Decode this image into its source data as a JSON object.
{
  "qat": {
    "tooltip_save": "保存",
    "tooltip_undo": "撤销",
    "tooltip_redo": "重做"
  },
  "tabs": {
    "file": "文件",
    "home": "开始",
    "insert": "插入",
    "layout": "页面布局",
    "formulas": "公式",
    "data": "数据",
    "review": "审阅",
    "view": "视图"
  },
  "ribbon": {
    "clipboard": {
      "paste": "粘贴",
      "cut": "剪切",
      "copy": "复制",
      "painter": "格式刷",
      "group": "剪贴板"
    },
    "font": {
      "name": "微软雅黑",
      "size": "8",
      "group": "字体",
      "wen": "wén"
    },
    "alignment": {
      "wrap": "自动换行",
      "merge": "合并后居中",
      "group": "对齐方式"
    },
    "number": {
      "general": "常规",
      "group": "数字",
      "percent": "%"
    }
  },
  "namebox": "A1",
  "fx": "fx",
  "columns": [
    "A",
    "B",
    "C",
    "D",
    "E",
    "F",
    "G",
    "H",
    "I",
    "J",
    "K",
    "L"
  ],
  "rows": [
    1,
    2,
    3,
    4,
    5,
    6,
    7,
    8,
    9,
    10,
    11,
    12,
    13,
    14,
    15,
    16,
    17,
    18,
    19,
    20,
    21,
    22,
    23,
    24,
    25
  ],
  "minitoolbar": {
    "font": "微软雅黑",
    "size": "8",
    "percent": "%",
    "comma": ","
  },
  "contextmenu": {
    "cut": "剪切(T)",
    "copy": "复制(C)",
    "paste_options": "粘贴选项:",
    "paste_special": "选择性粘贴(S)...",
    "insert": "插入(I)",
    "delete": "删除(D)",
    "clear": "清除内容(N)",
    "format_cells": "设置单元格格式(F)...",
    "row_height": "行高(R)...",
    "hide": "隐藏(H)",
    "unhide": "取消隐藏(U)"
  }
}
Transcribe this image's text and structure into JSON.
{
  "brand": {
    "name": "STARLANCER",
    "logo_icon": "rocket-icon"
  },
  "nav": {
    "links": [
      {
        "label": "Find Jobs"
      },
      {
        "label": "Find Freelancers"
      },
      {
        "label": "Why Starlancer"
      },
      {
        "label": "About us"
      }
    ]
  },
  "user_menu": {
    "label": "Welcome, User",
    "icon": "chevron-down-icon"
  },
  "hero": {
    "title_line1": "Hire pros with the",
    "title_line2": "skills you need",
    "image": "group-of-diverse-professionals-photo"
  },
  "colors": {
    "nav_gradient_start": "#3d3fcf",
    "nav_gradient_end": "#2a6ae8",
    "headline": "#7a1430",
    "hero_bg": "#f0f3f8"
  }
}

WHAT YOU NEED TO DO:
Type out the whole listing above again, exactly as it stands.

EXERCISE OUTPUT:
Decode this image into its source data as a JSON object.
{
  "qat": {
    "tooltip_save": "保存",
    "tooltip_undo": "撤销",
    "tooltip_redo": "重做"
  },
  "tabs": {
    "file": "文件",
    "home": "开始",
    "insert": "插入",
    "layout": "页面布局",
    "formulas": "公式",
    "data": "数据",
    "review": "审阅",
    "view": "视图"
  },
  "ribbon": {
    "clipboard": {
      "paste": "粘贴",
      "cut": "剪切",
      "copy": "复制",
      "painter": "格式刷",
      "group": "剪贴板"
    },
    "font": {
      "name": "微软雅黑",
      "size": "8",
      "group": "字体",
      "wen": "wén"
    },
    "alignment": {
      "wrap": "自动换行",
      "merge": "合并后居中",
      "group": "对齐方式"
    },
    "number": {
      "general": "常规",
      "group": "数字",
      "percent": "%"
    }
  },
  "namebox": "A1",
  "fx": "fx",
  "columns": [
    "A",
    "B",
    "C",
    "D",
    "E",
    "F",
    "G",
    "H",
    "I",
    "J",
    "K",
    "L"
  ],
  "rows": [
    1,
    2,
    3,
    4,
    5,
    6,
    7,
    8,
    9,
    10,
    11,
    12,
    13,
    14,
    15,
    16,
    17,
    18,
    19,
    20,
    21,
    22,
    23,
    24,
    25
  ],
  "minitoolbar": {
    "font": "微软雅黑",
    "size": "8",
    "percent": "%",
    "comma": ","
  },
  "contextmenu": {
    "cut": "剪切(T)",
    "copy": "复制(C)",
    "paste_options": "粘贴选项:",
    "paste_special": "选择性粘贴(S)...",
    "insert": "插入(I)",
    "delete": "删除(D)",
    "clear": "清除内容(N)",
    "format_cells": "设置单元格格式(F)...",
    "row_height": "行高(R)...",
    "hide": "隐藏(H)",
    "unhide": "取消隐藏(U)"
  }
}
Transcribe this image's text and structure into JSON.
{
  "brand": {
    "name": "STARLANCER",
    "logo_icon": "rocket-icon"
  },
  "nav": {
    "links": [
      {
        "label": "Find Jobs"
      },
      {
        "label": "Find Freelancers"
      },
      {
        "label": "Why Starlancer"
      },
      {
        "label": "About us"
      }
    ]
  },
  "user_menu": {
    "label": "Welcome, User",
    "icon": "chevron-down-icon"
  },
  "hero": {
    "title_line1": "Hire pros with the",
    "title_line2": "skills you need",
    "image": "group-of-diverse-professionals-photo"
  },
  "colors": {
    "nav_gradient_start": "#3d3fcf",
    "nav_gradient_end": "#2a6ae8",
    "headline": "#7a1430",
    "hero_bg": "#f0f3f8"
  }
}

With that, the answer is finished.